Thompson is skittish about revealing other targeted sites for redevelopment besides the school. “If I start identifying these other brownfield sites,” he warns, “then speculators are going to buy this land before we get it. That could kill us.” He has reason to be nervous: Where opportunistic developers see that renewal is under way, they go cherry-picking, sitting on cheap properties until they can resell them at substantial profit.
“A lot of vacant lots already exist in the city, and some people are just sitting on them, waiting for the value to rise,” concurs Omar Freilla, transportation coordinator for the New York City Environmental Justice Alliance. This practice slows redevelopment in neighborhoods that need it the most. And when market forces do push the conversion of those properties into new housing and stores, those resources are often out of reach for longtime residents.

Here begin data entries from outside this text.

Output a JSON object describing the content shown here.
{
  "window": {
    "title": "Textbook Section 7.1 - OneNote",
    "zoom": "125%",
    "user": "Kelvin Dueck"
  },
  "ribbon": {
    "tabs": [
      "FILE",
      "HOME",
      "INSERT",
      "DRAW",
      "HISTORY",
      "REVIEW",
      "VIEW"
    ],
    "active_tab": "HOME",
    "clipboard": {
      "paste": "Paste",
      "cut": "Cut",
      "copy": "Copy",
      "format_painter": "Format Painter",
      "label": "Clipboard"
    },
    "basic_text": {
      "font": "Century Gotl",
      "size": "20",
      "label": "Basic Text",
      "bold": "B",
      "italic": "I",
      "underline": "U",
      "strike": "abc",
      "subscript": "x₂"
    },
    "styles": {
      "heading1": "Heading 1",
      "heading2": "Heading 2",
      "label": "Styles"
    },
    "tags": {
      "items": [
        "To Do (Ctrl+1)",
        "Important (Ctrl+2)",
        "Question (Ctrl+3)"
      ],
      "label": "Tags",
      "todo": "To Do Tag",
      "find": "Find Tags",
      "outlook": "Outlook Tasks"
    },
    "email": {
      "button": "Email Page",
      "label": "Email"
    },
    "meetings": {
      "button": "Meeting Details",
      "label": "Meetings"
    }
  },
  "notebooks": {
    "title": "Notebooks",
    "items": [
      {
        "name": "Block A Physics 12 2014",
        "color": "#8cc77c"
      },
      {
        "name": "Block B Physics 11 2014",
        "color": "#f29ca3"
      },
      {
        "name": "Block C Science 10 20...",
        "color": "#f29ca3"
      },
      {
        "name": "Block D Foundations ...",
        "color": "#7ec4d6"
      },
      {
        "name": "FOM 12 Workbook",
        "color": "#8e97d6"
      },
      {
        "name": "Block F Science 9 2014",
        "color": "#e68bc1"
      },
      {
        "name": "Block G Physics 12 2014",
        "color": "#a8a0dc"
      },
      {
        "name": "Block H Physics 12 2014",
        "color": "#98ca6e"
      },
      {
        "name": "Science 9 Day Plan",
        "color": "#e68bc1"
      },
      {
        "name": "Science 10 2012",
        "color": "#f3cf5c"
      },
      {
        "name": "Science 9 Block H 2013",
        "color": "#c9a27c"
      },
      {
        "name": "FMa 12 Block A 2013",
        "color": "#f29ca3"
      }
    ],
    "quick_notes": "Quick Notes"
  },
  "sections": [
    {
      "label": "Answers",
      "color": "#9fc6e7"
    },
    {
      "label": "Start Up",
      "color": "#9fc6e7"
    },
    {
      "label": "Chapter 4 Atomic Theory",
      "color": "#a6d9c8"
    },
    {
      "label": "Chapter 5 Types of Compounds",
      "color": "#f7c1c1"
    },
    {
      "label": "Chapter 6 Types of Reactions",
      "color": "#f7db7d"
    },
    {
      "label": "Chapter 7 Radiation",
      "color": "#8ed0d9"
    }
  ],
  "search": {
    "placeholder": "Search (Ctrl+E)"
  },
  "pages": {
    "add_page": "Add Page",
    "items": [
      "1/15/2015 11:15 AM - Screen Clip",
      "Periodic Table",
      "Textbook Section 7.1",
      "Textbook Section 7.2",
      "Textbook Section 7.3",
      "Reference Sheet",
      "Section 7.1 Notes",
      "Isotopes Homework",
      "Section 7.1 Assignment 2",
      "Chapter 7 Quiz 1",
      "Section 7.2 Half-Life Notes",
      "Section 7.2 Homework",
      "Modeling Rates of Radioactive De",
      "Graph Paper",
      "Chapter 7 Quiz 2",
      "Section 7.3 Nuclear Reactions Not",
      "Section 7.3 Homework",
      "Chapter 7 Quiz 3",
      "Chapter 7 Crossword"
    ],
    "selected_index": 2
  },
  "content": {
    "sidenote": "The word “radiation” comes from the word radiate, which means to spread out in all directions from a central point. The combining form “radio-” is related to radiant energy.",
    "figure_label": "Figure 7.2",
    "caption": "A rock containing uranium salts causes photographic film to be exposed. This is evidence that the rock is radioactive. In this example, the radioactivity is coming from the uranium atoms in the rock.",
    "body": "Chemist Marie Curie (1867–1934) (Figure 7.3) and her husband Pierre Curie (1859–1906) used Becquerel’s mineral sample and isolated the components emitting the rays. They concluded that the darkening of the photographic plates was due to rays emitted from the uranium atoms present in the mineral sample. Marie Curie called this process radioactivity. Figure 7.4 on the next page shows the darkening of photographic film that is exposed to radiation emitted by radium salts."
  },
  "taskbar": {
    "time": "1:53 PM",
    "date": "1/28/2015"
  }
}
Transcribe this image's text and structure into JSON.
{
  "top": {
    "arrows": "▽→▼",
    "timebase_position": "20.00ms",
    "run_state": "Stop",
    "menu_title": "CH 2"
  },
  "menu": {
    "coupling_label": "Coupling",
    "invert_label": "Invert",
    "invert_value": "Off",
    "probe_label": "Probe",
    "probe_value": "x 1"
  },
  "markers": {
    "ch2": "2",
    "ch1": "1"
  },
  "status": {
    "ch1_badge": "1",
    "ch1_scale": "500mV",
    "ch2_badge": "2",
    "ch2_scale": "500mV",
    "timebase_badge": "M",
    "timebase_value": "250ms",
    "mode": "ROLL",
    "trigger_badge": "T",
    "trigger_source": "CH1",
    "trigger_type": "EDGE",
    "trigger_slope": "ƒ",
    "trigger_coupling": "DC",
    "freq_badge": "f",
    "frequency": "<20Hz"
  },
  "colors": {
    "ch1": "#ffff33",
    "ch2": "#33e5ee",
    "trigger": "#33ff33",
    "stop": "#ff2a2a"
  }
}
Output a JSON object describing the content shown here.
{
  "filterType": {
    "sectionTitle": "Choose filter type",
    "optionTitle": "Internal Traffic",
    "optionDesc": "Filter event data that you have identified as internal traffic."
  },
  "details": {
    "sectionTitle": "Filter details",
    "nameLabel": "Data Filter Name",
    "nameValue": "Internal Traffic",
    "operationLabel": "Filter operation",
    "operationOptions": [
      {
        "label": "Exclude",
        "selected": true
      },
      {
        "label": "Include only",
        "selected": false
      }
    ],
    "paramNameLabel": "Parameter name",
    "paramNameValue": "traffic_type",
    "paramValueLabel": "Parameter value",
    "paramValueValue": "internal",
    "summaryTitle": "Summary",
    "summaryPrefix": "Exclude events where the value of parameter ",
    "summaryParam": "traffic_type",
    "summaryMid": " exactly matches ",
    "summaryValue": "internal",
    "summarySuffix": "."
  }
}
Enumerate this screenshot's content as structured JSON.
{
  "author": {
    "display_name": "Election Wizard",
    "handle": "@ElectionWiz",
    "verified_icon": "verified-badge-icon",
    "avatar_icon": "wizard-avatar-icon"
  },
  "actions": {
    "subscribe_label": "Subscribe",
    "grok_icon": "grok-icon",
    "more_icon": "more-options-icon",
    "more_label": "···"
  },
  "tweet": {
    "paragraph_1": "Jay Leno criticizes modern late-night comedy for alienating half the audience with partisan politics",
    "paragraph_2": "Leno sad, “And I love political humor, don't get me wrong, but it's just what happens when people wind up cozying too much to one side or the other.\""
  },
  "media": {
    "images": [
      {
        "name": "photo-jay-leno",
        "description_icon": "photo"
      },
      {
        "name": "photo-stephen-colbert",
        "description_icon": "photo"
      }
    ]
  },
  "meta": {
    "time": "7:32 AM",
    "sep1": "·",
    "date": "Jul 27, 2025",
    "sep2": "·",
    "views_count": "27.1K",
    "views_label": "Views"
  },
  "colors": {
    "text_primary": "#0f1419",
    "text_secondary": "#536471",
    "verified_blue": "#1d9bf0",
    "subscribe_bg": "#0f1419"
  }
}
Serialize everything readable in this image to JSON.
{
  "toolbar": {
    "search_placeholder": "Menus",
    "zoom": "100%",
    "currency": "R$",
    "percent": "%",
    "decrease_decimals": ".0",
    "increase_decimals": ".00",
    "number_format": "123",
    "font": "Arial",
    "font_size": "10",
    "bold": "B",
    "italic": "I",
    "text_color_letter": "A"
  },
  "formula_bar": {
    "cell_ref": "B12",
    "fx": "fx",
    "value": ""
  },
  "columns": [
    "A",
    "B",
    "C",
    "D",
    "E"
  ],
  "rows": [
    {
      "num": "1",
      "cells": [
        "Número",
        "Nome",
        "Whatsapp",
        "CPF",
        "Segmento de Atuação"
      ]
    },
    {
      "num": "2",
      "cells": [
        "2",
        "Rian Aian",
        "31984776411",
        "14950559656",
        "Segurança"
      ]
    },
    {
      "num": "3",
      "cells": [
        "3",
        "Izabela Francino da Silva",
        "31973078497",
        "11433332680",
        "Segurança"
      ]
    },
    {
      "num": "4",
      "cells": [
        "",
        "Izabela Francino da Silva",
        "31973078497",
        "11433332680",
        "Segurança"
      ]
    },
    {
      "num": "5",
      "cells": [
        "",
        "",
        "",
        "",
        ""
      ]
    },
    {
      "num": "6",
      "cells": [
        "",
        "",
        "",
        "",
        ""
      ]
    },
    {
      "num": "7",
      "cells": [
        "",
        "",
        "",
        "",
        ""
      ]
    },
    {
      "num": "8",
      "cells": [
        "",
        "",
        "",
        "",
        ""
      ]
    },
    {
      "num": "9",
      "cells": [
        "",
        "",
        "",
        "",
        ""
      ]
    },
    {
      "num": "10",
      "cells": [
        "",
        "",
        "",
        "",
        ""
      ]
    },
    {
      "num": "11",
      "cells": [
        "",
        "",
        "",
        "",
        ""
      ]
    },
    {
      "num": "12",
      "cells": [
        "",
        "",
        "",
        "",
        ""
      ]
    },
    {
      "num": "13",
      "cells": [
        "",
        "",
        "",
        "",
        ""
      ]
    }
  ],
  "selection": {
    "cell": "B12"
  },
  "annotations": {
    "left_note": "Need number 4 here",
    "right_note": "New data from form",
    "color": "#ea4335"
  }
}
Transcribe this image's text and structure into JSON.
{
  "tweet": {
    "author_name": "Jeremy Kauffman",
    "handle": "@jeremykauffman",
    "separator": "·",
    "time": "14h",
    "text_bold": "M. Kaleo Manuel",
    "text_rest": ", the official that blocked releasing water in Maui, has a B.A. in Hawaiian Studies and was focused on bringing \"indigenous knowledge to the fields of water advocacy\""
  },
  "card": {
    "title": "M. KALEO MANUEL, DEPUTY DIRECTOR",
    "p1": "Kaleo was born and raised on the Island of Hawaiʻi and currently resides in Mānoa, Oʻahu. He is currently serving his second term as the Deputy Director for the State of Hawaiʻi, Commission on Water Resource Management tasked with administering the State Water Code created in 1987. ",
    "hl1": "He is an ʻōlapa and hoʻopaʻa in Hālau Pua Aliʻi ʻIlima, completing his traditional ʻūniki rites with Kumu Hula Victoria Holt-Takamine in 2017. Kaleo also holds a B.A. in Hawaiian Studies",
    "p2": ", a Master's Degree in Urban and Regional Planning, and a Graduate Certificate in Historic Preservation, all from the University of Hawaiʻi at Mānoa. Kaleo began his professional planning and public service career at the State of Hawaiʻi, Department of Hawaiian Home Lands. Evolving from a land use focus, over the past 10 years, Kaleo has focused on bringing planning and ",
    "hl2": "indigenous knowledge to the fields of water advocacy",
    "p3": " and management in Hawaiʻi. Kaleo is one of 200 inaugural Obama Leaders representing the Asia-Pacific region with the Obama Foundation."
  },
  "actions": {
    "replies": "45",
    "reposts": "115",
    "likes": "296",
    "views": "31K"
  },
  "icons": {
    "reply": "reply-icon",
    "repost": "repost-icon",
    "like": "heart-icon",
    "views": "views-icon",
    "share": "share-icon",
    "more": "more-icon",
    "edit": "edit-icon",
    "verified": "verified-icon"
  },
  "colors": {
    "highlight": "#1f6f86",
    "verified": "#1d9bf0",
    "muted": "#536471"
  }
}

Groups elsewhere in the country are also trying to spread awareness that smart growth has to mean more than saving open space for suburbanites, or creating new hip urban neighborhoods for Wall Street brokers and dot-com revolutionaries. “Smart growth policies have to make sure the benefits are spread out and not focused on upper-income residents,” says Judith Bell, Vice-President of PolicyLink. “Otherwise, you wind up with a dynamic that pushes poor people to the fringe.” PolicyLink is working around the country with community groups like HCCI, helping to incorporate equity into urban development initiatives like brownfields reclamation. PolicyLink advises that such initiatives shore up neighborhoods’ resources by increasing the stock of affordable housing, creating land trusts and developing tax revenue–sharing initiatives.
Indeed, one of the reasons the AFL-CIO is interested in investing is because its members are increasingly being pushed from their homes and neighborhoods by gentrification. But while intiatives like the Harlem project have great potential to reclaim space in hot neighborhoods, it’s the poorest, most marginalized urban areas that Thompson believes stand to have the most to gain from the redevelopment of brownfields–and the most to give back to the smart growth cause. “I think that dealing with the hard issues in the hardest neighborhoods is the real key to fighting sprawl,” says Thompson. “You have to deal with crime, and education, and ugliness, because that’s why people leave cities.”
In other words, you curb sprawl by making cities more livable–economically, environmentally, and aesthetically. The Conservation Law Foundation’s Jim Hamilton has his own way of posing the same challenge. “Fixing urban sprawl,” he says, “requires fixing where people live.”
Keith Kloor is an associate editor of Audubon.